Now that the first couple of months of the new year are over, it is likely that you are at the end of Genesis (or about to finish if you are on one of those fancy plans where you read a little bit of everything every day). Sometimes when you are focused on getting through the text, you can miss some of the deeper elements of the book. Here are a few of the exegetical tidbits that you might have glossed over.
Watch the Seed
In the middle of the fall in Genesis 3, we see the first mention of the gospel in Genesis 3:15. God promises to send the seed of the woman to crush the serpent's head. Most serious bible readers will catch this reference, but you might have missed all of the other places where the seed re-appears. Seriously, it's all over the place.
Cain, Abel and Seth
We get a glimpse of Eve's hope for the coming rescuer in what she says when Cain is born, "See I have gotten a man, with the help of the Lord" [Gen. 4:1]. But Cain's self-centered worship and fratricidal tendencies definitely disqualify him from being the promised savior. And when things looked to be bleakest, God appoints an offspring (seed) whose name is seth (seed). Also note how Eve's statement changes when Seth is born. She moves from something that God helped with, (Cain) to something that God did entirely “God has appointed for me another offspring instead of Abel, for Cain killed him.” [Gen. 4:25]

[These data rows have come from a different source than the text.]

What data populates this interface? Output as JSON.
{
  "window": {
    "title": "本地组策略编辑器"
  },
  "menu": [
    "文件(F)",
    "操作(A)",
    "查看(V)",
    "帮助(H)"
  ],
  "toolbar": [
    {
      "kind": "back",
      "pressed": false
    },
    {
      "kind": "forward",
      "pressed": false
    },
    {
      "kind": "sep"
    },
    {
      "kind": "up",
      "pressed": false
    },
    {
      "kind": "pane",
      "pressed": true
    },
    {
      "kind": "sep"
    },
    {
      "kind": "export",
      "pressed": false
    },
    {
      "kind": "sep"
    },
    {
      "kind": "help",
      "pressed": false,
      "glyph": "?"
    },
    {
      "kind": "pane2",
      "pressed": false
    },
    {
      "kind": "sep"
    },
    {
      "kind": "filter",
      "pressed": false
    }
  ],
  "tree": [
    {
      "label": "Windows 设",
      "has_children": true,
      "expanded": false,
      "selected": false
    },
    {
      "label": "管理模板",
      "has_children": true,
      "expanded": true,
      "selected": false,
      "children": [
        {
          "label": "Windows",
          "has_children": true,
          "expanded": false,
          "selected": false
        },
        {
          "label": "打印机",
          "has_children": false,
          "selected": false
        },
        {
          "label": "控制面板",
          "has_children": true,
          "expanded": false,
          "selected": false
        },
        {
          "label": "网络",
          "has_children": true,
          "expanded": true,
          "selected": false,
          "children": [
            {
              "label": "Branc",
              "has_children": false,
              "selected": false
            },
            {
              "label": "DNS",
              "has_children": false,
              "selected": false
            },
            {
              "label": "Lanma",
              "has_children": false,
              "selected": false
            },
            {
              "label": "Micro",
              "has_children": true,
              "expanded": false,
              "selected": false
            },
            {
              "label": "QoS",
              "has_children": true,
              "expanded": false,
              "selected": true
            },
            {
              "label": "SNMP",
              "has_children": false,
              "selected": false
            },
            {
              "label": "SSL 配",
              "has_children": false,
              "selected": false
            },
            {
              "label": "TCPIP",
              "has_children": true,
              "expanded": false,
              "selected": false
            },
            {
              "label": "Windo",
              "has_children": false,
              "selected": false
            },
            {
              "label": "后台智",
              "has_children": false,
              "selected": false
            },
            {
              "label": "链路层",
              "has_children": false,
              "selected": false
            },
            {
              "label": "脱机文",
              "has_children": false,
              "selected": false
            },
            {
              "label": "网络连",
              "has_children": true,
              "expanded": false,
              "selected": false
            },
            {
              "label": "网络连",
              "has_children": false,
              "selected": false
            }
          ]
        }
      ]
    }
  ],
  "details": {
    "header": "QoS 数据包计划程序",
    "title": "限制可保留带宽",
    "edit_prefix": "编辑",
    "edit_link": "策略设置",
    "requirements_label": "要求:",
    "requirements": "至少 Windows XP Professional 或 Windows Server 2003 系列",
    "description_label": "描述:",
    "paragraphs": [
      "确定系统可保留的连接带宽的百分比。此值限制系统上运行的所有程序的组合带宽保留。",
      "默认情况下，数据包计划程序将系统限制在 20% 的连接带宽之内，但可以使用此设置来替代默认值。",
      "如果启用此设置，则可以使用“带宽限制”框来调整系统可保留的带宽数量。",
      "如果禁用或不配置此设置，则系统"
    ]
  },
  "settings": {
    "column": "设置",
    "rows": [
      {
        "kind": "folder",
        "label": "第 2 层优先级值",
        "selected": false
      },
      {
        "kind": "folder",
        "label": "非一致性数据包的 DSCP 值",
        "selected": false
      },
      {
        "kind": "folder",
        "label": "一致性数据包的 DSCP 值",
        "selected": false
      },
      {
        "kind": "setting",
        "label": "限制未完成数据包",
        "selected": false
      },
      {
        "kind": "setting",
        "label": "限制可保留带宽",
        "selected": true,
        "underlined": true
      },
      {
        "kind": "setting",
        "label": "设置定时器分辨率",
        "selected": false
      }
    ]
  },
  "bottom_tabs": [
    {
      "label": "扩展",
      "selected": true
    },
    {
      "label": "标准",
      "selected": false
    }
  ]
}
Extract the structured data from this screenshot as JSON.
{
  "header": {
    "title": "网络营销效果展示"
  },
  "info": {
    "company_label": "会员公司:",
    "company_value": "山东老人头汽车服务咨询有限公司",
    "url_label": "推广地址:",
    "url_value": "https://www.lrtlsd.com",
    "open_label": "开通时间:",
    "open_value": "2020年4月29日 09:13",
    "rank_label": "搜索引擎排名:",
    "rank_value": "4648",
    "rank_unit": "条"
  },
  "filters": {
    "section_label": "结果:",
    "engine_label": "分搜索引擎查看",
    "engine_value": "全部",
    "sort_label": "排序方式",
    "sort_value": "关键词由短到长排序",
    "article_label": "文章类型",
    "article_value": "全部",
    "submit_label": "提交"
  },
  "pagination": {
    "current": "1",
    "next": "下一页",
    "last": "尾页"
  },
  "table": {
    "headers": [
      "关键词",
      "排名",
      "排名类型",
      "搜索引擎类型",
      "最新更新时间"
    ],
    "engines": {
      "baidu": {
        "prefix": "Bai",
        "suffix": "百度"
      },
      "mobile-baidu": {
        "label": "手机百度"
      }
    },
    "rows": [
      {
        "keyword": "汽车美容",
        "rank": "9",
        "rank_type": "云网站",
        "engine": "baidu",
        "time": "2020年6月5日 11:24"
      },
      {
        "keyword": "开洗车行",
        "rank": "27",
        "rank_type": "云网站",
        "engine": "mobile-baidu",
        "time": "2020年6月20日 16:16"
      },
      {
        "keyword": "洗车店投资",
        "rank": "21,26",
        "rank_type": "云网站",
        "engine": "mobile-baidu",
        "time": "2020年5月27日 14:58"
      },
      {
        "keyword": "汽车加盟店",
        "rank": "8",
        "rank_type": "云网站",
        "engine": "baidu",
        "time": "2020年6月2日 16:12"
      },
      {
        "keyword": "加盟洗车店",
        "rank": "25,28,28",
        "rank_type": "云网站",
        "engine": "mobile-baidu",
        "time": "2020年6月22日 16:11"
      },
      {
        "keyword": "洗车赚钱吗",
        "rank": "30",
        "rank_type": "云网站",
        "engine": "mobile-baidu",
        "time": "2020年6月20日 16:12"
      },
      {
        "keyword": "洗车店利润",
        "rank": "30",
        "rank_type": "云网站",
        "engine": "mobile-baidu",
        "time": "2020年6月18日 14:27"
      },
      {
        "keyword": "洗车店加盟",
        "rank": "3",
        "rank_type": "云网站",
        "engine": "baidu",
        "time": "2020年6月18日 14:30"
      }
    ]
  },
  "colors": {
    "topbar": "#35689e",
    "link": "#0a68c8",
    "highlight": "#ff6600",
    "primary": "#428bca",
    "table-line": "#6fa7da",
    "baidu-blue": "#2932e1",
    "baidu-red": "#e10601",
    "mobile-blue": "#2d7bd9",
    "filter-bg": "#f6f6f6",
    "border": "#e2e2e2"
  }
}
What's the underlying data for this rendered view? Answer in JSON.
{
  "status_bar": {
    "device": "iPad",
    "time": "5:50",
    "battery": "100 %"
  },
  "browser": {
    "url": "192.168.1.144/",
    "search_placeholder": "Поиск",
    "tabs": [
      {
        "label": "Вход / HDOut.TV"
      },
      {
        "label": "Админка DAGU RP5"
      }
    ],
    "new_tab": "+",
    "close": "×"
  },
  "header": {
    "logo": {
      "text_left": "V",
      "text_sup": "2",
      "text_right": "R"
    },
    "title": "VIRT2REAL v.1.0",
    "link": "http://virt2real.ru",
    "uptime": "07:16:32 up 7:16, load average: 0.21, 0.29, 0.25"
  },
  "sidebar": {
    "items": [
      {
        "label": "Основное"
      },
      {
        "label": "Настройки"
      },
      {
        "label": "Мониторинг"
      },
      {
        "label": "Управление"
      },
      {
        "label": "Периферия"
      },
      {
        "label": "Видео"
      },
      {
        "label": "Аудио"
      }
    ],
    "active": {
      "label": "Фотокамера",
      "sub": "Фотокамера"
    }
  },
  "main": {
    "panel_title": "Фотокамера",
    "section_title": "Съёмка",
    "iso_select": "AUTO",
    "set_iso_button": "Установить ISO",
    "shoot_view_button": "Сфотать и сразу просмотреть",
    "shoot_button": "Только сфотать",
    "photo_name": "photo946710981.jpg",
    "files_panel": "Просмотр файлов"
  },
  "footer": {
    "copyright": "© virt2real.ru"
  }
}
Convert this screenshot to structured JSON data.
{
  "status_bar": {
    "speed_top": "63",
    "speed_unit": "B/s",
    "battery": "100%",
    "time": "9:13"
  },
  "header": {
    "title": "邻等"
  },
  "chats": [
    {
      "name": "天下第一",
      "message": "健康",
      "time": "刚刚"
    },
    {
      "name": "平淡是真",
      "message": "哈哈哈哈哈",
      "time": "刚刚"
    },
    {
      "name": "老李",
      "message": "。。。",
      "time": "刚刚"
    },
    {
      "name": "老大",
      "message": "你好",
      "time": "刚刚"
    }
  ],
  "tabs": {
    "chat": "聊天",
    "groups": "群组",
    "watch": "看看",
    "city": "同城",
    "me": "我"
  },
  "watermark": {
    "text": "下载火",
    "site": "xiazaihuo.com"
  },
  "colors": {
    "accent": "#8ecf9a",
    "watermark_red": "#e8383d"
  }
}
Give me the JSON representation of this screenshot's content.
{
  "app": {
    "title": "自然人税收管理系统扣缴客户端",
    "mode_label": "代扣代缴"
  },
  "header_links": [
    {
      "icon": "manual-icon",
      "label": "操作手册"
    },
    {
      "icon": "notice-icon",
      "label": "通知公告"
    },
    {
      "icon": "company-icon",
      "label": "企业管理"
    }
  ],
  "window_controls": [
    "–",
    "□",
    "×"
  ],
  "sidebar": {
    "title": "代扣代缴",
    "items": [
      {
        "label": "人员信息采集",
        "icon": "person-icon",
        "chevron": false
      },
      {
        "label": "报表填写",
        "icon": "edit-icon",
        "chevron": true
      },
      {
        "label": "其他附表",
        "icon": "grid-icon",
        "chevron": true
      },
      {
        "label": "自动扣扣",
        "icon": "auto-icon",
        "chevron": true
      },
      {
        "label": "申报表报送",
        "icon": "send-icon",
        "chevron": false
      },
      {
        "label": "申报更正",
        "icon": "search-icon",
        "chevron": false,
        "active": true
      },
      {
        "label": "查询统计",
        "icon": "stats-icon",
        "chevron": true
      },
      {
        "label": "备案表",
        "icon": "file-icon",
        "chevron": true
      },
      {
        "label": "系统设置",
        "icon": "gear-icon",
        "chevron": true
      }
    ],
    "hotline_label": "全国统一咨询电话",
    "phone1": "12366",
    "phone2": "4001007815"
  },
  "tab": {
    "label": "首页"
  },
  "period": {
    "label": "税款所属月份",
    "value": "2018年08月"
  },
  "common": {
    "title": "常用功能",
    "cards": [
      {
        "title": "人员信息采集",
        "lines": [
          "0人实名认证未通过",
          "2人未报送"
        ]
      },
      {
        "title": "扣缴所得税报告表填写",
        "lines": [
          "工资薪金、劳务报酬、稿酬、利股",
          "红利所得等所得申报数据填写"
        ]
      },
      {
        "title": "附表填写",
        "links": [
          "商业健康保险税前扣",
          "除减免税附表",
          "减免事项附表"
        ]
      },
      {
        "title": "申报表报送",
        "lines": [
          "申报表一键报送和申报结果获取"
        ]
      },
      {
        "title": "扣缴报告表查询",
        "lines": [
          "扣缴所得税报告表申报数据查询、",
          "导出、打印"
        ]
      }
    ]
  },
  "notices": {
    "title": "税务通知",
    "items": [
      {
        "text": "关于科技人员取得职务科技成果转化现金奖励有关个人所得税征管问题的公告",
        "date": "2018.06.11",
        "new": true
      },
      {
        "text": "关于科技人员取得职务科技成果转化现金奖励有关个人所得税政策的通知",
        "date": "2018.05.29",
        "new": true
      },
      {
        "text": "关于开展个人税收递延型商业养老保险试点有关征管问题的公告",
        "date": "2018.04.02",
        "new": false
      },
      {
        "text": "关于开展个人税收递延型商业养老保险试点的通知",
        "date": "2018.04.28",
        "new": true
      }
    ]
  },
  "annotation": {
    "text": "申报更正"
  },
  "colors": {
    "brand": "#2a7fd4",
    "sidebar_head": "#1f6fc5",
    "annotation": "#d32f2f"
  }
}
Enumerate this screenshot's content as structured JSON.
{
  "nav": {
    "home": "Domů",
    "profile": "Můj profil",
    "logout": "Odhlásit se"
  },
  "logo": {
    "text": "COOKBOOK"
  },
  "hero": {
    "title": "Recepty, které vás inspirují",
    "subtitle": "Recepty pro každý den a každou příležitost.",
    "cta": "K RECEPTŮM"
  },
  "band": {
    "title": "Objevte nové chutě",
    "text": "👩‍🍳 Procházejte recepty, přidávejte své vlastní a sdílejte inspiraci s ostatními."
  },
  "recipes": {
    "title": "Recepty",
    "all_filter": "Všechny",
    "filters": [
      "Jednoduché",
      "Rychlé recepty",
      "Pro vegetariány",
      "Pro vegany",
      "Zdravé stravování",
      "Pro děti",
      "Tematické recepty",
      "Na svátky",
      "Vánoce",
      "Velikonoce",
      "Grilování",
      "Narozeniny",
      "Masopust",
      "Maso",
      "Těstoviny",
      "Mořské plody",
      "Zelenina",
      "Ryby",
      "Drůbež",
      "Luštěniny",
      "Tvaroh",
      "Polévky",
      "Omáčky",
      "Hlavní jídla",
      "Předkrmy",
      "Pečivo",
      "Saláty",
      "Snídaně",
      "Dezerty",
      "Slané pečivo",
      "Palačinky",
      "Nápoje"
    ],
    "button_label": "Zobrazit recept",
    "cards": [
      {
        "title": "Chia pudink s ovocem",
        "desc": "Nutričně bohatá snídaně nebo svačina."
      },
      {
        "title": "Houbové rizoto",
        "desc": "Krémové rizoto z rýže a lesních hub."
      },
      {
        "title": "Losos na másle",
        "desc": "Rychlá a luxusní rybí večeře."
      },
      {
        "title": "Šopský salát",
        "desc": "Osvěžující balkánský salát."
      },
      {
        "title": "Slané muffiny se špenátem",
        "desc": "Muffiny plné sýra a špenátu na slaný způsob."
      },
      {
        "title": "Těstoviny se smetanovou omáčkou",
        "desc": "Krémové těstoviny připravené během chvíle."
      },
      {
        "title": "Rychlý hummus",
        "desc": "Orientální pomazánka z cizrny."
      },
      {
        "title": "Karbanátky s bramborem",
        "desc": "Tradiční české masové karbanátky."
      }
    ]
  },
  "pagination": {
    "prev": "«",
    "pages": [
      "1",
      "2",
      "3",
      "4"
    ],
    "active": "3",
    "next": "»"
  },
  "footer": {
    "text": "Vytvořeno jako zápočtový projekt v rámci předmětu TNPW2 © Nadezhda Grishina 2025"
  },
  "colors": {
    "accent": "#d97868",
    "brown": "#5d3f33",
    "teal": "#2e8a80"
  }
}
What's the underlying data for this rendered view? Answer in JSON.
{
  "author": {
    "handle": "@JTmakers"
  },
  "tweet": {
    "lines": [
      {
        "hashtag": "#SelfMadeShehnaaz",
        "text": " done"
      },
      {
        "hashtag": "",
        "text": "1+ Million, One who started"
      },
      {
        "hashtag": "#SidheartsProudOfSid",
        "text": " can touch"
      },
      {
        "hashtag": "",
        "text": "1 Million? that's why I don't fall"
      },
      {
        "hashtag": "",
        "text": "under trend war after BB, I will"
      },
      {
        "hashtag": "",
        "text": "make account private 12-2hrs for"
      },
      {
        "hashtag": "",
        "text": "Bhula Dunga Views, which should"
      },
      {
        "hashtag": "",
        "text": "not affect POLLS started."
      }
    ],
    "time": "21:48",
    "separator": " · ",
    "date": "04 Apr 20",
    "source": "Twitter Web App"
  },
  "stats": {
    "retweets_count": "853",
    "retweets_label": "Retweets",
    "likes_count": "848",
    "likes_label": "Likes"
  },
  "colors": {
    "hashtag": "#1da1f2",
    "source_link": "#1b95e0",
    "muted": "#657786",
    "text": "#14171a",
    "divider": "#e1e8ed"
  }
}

Hope for relief from the curse is next seen when Noah is born. His father says “Out of the ground that the Lord has cursed, this one shall bring us relief from our work and from the painful toil of our hands.” [Gen. 5:28]. Lamech paraphrases God's curse on mankind and then points to his son Noah and says, this is the one who God has sent to fix this. Noah lives a pretty spectacular life, preaches the gospel to a world that won't listen, builds a big boat and becomes the salvation for the only family to make it through God's judgment of the whole world. And though he makes it through the flood, Noah proves that he's not perfect either [Gen. 9:21-24]. And yet after Noah's big sin, as Noah prophetically blesses his sons he utters this phrase "And let him [God] dwell in the tents of Shem..."[Gen. 9:27]. At first this seems like it is only a blessing for Shem who honored his father, even though he was drunk in the previous story. But this blessing also serves to point us toward where the promised seed would come from.
After the Tower of Babel incident and a rather long genealogy of Shem (as if the book was trying to tell us that Shem's lineage would be important somehow), we finally come to Abraham. In Abraham's story we get a string of promises (including a covenant) that show how God will bless the world. First, God promises not only to bless those who bless him and curse those who curse him, but also promises to bless all of the families of the earth through him [Gen. 12:1-3]. God expands the promise by giving explicit boundaries to the land and a general plan for the genesis of the future nation that would come from Abraham [Gen. 15:12-21].
But our link to the seed doesn't come until later in Abraham's life. We could speculate that the seed everyone has been waiting for could be from Abraham's family or through the nation of his children, but the explicit link comes after the incident with Isaac on the mountain. It is after God tests Abraham's devotion and finds that Abraham will keep nothing from him (not even his promised son), that God makes this proclamation: “In your seed all the nations of the earth shall be blessed, because you have obeyed My voice.” [Gen. 22:18].
The word seed here is important. It is not just Abraham's decedents (plural) but a specific descendant that will bless all of the nations of the world. This promise is so important that it echoed throughout the New Testament. Mary remembers it in the song she sings when the angel Gabriel tells her she will have a son [Luke 1:55]. Paul picks up this idea in Galatians 3:15 and reminds us that even the fact that the promise was made to Abraham's seed (singular) and not to seeds (plural) is important. Here he explicitly gives the identity of the seed that had been anticipated for years previously. Paul goes on in Romans to remind us that we too can share in the blessing of the seed if we, like Abraham come to God in faith [Rom. 4:13,16].
It seems like I've forgotten to tell you who the seed was. But, by this point, I bet you can guess.